Source records:
-- Opening Marker --
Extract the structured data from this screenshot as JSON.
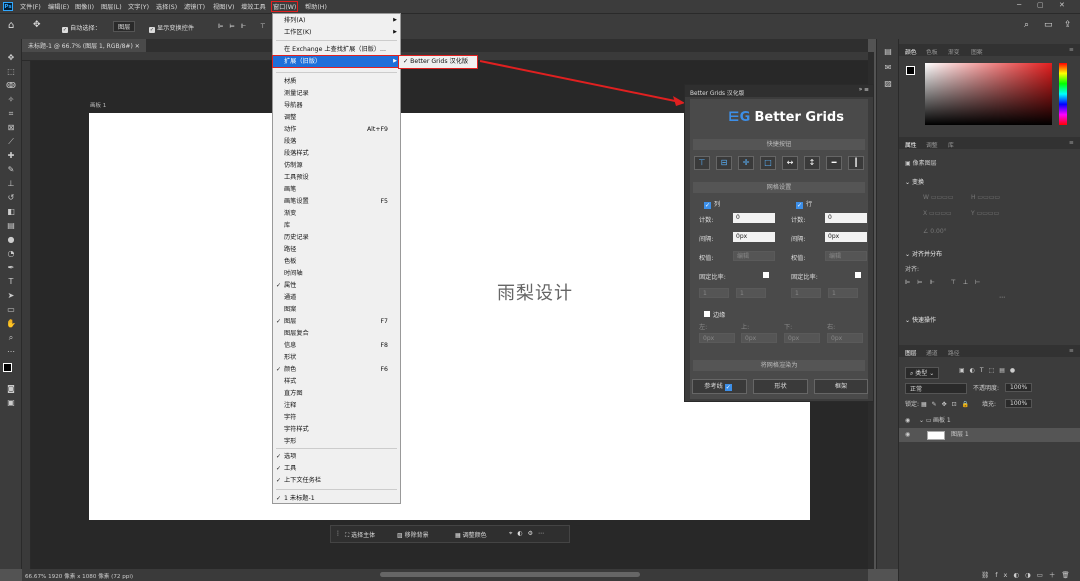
{
  "menubar": {
    "items": [
      "文件(F)",
      "编辑(E)",
      "图像(I)",
      "图层(L)",
      "文字(Y)",
      "选择(S)",
      "滤镜(T)",
      "视图(V)",
      "增效工具",
      "窗口(W)",
      "帮助(H)"
    ]
  },
  "optionsbar": {
    "auto_select_label": "自动选择：",
    "auto_select_value": "图层",
    "transform_label": "显示变换控件"
  },
  "document": {
    "tab": "未标题-1 @ 66.7% (图层 1, RGB/8#)",
    "artboard_label": "画板 1",
    "canvas_text": "雨梨设计",
    "status": "66.67%   1920 像素 x 1080 像素 (72 ppi)"
  },
  "context_bar": {
    "select_subject": "选择主体",
    "remove_bg": "移除背景",
    "adjust_color": "调整颜色"
  },
  "window_menu": {
    "items": [
      {
        "label": "排列(A)",
        "arrow": true
      },
      {
        "label": "工作区(K)",
        "arrow": true
      },
      {
        "label": "在 Exchange 上查找扩展（旧版）..."
      },
      {
        "label": "扩展（旧版）",
        "arrow": true
      },
      {
        "label": "材质"
      },
      {
        "label": "测量记录"
      },
      {
        "label": "导航器"
      },
      {
        "label": "调整"
      },
      {
        "label": "动作",
        "shortcut": "Alt+F9"
      },
      {
        "label": "段落"
      },
      {
        "label": "段落样式"
      },
      {
        "label": "仿制源"
      },
      {
        "label": "工具预设"
      },
      {
        "label": "画笔"
      },
      {
        "label": "画笔设置",
        "shortcut": "F5"
      },
      {
        "label": "渐变"
      },
      {
        "label": "库"
      },
      {
        "label": "历史记录"
      },
      {
        "label": "路径"
      },
      {
        "label": "色板"
      },
      {
        "label": "时间轴"
      },
      {
        "label": "属性",
        "checked": true
      },
      {
        "label": "通道"
      },
      {
        "label": "图案"
      },
      {
        "label": "图层",
        "checked": true,
        "shortcut": "F7"
      },
      {
        "label": "图层复合"
      },
      {
        "label": "信息",
        "shortcut": "F8"
      },
      {
        "label": "形状"
      },
      {
        "label": "颜色",
        "checked": true,
        "shortcut": "F6"
      },
      {
        "label": "样式"
      },
      {
        "label": "直方图"
      },
      {
        "label": "注释"
      },
      {
        "label": "字符"
      },
      {
        "label": "字符样式"
      },
      {
        "label": "字形"
      },
      {
        "label": "选项",
        "checked": true
      },
      {
        "label": "工具",
        "checked": true
      },
      {
        "label": "上下文任务栏",
        "checked": true
      },
      {
        "label": "1 未标题-1",
        "checked": true
      }
    ],
    "submenu_item": "Better Grids 汉化版"
  },
  "better_grids": {
    "panel_title": "Better Grids 汉化版",
    "logo_text": "Better Grids",
    "quick_buttons_title": "快捷按钮",
    "grid_settings_title": "网格设置",
    "col_label": "列",
    "row_label": "行",
    "count_label": "计数:",
    "gap_label": "间隔:",
    "weight_label": "权值:",
    "fixed_ratio_label": "固定比率:",
    "col_count": "0",
    "row_count": "0",
    "col_gap": "0px",
    "row_gap": "0px",
    "weight_value": "编辑",
    "ratio_a": "1",
    "ratio_b": "1",
    "margin_label": "边缘",
    "margin_top": "上:",
    "margin_left": "左:",
    "margin_bottom": "下:",
    "margin_right": "右:",
    "margin_values": [
      "0px",
      "0px",
      "0px",
      "0px"
    ],
    "render_title": "将网格渲染为",
    "btn_guides": "参考线",
    "btn_shape": "形状",
    "btn_frame": "框架"
  },
  "right_panel": {
    "color_tabs": [
      "颜色",
      "色板",
      "渐变",
      "图案"
    ],
    "prop_tabs": [
      "属性",
      "调整",
      "库"
    ],
    "pixel_layer": "像素图层",
    "transform": "变换",
    "transform_w": "W",
    "transform_h": "H",
    "transform_x": "X",
    "transform_y": "Y",
    "transform_angle": "0.00°",
    "align_title": "对齐并分布",
    "align_label": "对齐:",
    "quick_actions": "快速操作",
    "layer_tabs": [
      "图层",
      "通道",
      "路径"
    ],
    "kind_label": "类型",
    "blend_mode": "正常",
    "opacity_label": "不透明度:",
    "opacity_value": "100%",
    "lock_label": "锁定:",
    "fill_label": "填充:",
    "fill_value": "100%",
    "artboard_layer": "画板 1",
    "pixel_layer_name": "图层 1"
  },
  "colors": {
    "accent_blue": "#1e6fd9",
    "highlight_red": "#e02020"
  }
}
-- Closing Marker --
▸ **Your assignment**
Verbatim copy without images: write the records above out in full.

▸ **Answer to the problem**
Extract the structured data from this screenshot as JSON.
{
  "menubar": {
    "items": [
      "文件(F)",
      "编辑(E)",
      "图像(I)",
      "图层(L)",
      "文字(Y)",
      "选择(S)",
      "滤镜(T)",
      "视图(V)",
      "增效工具",
      "窗口(W)",
      "帮助(H)"
    ]
  },
  "optionsbar": {
    "auto_select_label": "自动选择：",
    "auto_select_value": "图层",
    "transform_label": "显示变换控件"
  },
  "document": {
    "tab": "未标题-1 @ 66.7% (图层 1, RGB/8#)",
    "artboard_label": "画板 1",
    "canvas_text": "雨梨设计",
    "status": "66.67%   1920 像素 x 1080 像素 (72 ppi)"
  },
  "context_bar": {
    "select_subject": "选择主体",
    "remove_bg": "移除背景",
    "adjust_color": "调整颜色"
  },
  "window_menu": {
    "items": [
      {
        "label": "排列(A)",
        "arrow": true
      },
      {
        "label": "工作区(K)",
        "arrow": true
      },
      {
        "label": "在 Exchange 上查找扩展（旧版）..."
      },
      {
        "label": "扩展（旧版）",
        "arrow": true
      },
      {
        "label": "材质"
      },
      {
        "label": "测量记录"
      },
      {
        "label": "导航器"
      },
      {
        "label": "调整"
      },
      {
        "label": "动作",
        "shortcut": "Alt+F9"
      },
      {
        "label": "段落"
      },
      {
        "label": "段落样式"
      },
      {
        "label": "仿制源"
      },
      {
        "label": "工具预设"
      },
      {
        "label": "画笔"
      },
      {
        "label": "画笔设置",
        "shortcut": "F5"
      },
      {
        "label": "渐变"
      },
      {
        "label": "库"
      },
      {
        "label": "历史记录"
      },
      {
        "label": "路径"
      },
      {
        "label": "色板"
      },
      {
        "label": "时间轴"
      },
      {
        "label": "属性",
        "checked": true
      },
      {
        "label": "通道"
      },
      {
        "label": "图案"
      },
      {
        "label": "图层",
        "checked": true,
        "shortcut": "F7"
      },
      {
        "label": "图层复合"
      },
      {
        "label": "信息",
        "shortcut": "F8"
      },
      {
        "label": "形状"
      },
      {
        "label": "颜色",
        "checked": true,
        "shortcut": "F6"
      },
      {
        "label": "样式"
      },
      {
        "label": "直方图"
      },
      {
        "label": "注释"
      },
      {
        "label": "字符"
      },
      {
        "label": "字符样式"
      },
      {
        "label": "字形"
      },
      {
        "label": "选项",
        "checked": true
      },
      {
        "label": "工具",
        "checked": true
      },
      {
        "label": "上下文任务栏",
        "checked": true
      },
      {
        "label": "1 未标题-1",
        "checked": true
      }
    ],
    "submenu_item": "Better Grids 汉化版"
  },
  "better_grids": {
    "panel_title": "Better Grids 汉化版",
    "logo_text": "Better Grids",
    "quick_buttons_title": "快捷按钮",
    "grid_settings_title": "网格设置",
    "col_label": "列",
    "row_label": "行",
    "count_label": "计数:",
    "gap_label": "间隔:",
    "weight_label": "权值:",
    "fixed_ratio_label": "固定比率:",
    "col_count": "0",
    "row_count": "0",
    "col_gap": "0px",
    "row_gap": "0px",
    "weight_value": "编辑",
    "ratio_a": "1",
    "ratio_b": "1",
    "margin_label": "边缘",
    "margin_top": "上:",
    "margin_left": "左:",
    "margin_bottom": "下:",
    "margin_right": "右:",
    "margin_values": [
      "0px",
      "0px",
      "0px",
      "0px"
    ],
    "render_title": "将网格渲染为",
    "btn_guides": "参考线",
    "btn_shape": "形状",
    "btn_frame": "框架"
  },
  "right_panel": {
    "color_tabs": [
      "颜色",
      "色板",
      "渐变",
      "图案"
    ],
    "prop_tabs": [
      "属性",
      "调整",
      "库"
    ],
    "pixel_layer": "像素图层",
    "transform": "变换",
    "transform_w": "W",
    "transform_h": "H",
    "transform_x": "X",
    "transform_y": "Y",
    "transform_angle": "0.00°",
    "align_title": "对齐并分布",
    "align_label": "对齐:",
    "quick_actions": "快速操作",
    "layer_tabs": [
      "图层",
      "通道",
      "路径"
    ],
    "kind_label": "类型",
    "blend_mode": "正常",
    "opacity_label": "不透明度:",
    "opacity_value": "100%",
    "lock_label": "锁定:",
    "fill_label": "填充:",
    "fill_value": "100%",
    "artboard_layer": "画板 1",
    "pixel_layer_name": "图层 1"
  },
  "colors": {
    "accent_blue": "#1e6fd9",
    "highlight_red": "#e02020"
  }
}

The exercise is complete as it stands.